Nevertheless, the number of clearly disease-associated mutations identified in the studied North-Indian population is lower than observed elsewhere. However, a significant proportion of women who had breast cancer diagnosed at age ≤40 years without any family history were carriers (all variants: 14.2%, known deleterious mutations: 3.8%). On the other hand, the identified mutations account for a comparatively small proportion of the familial risk of breast cancer (all variants: 11.7%, known deleterious mutations: 2.9%). This suggests one of several possibilities with respect to genetic predisposition in the North Indian population. First, there may be a significant proportion of BRCA1/2 mutations that are large germ line rearrangements, which would not have been detected by the method of mutation screening employed. Second, it is possible that there are some unknown genes, which may contribute more significantly to familial breast carcinoma in this population than do BRCA1 and BRCA2.

The present study is in agreement with the findings from our pilot study done on a small independent group of 20 breast cancer patients where 3 out of 5 cases with mutations in BRCA1/2 had early onset disease [27]. Thus, it is reasonable to postulate that women with early-onset disease without family history are likely to have a disease associated alteration of the BRCA1 or BRCA2 gene. A similar viewpoint has been put forwarded by a study conducted on Iranian women where it concluded that early onset breast cancer with a limited family history or without family history [60] is sufficient to justify mutation screening. It is possible that the significant number of early onset patients without reported family history have BRCA1/2 germ line mutations that are paternally inherited. In many cultures, knowledge of family history of disease is better documented along matrilineal lines, particularly those diseases that are gender restricted.

A possible explanation for the earlier age of disease onset in BRCA1/2 mutation carriers could be high circulatory estrogen levels in younger women compared to elderly women. According to one hypothesis, the total number of ovulatory cycles and thus exposure to higher estrogen level is a significant factor contributing to the risk of breast cancer [61]. Estrogen exposure is hypothesized to increase the susceptibility to breast tissue to carcinogenesis through continued cell division and proliferation resulting from multiple ovulatory cycles, principally between menarche and first birth, thus allowing for a concomitant increase in the accumulation of random genetic errors [62, 63]. Increased estrogenic exposures increase the rate of proliferation, hence magnifying the effect. Studies have shown that wild-type BRCA1 blocks estrogen receptor (ER) mediated transcriptional activation, thereby inhibiting estrogenic signalling [64]. These observations could account for the higher proportion of early-onset breast cancer in populations where exposures to risk factors that primarily influence post-menopausal breast cancer risks are, as yet, relatively low.

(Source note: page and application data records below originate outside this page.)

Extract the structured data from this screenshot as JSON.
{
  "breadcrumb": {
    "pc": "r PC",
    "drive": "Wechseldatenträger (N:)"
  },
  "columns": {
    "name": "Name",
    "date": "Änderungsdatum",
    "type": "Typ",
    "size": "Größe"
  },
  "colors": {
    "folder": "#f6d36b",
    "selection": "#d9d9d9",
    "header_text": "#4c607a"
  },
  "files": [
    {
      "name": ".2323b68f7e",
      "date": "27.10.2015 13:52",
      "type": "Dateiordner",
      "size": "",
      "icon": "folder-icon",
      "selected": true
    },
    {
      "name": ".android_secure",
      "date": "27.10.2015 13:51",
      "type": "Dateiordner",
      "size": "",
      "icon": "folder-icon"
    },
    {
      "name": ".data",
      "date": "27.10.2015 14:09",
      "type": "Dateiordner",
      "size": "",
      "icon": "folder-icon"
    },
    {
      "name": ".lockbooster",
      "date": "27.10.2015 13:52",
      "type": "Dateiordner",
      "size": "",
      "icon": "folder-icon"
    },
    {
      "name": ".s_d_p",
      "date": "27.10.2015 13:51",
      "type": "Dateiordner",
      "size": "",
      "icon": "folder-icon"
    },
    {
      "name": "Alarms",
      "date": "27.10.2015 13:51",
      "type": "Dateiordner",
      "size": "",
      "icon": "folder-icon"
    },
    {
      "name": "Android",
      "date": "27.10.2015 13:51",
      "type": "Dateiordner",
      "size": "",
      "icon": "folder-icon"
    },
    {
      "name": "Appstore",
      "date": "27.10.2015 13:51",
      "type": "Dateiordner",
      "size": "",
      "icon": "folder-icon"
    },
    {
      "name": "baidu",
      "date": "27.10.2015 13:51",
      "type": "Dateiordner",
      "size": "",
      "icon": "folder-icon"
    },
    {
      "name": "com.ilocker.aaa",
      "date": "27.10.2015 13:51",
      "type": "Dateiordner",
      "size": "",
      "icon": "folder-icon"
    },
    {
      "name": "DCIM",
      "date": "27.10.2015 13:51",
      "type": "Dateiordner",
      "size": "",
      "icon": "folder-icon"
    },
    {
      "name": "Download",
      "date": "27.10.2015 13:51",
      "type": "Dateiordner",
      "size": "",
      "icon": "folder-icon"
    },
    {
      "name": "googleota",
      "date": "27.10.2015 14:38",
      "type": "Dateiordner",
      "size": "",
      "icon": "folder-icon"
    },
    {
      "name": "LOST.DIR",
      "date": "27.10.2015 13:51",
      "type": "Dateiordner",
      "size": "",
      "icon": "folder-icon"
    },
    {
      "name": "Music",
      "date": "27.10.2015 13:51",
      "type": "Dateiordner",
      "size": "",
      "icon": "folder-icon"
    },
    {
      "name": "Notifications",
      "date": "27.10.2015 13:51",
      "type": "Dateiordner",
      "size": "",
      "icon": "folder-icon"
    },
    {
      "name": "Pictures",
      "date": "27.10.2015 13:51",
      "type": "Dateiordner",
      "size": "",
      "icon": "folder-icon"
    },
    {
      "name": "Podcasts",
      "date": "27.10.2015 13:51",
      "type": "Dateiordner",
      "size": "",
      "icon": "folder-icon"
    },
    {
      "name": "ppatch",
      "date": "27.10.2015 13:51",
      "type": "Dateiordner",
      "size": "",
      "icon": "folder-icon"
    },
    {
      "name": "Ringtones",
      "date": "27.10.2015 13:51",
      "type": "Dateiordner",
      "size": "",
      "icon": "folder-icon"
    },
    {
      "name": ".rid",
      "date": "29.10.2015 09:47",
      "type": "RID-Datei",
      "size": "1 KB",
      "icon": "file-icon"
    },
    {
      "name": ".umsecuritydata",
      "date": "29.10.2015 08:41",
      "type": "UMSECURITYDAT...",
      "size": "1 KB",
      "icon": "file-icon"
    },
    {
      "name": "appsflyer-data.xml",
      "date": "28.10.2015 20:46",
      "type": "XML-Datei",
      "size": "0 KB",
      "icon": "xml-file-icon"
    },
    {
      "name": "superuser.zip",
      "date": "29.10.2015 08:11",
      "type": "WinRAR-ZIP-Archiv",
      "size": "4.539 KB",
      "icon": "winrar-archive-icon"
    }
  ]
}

Extensive mutation screening of high-risk breast cancer primarily targeting early-onset cases should be undertaken in India with proper genetic counseling, since female carriers of mutations in these genes are also at a high risk for developing a second malignancy either in the breast or ovary. Personal risk information may help in taking preventive measures and also motivate a high-risk woman to adopt breast screening that may promote early detection and improve chances of surviving breast cancer.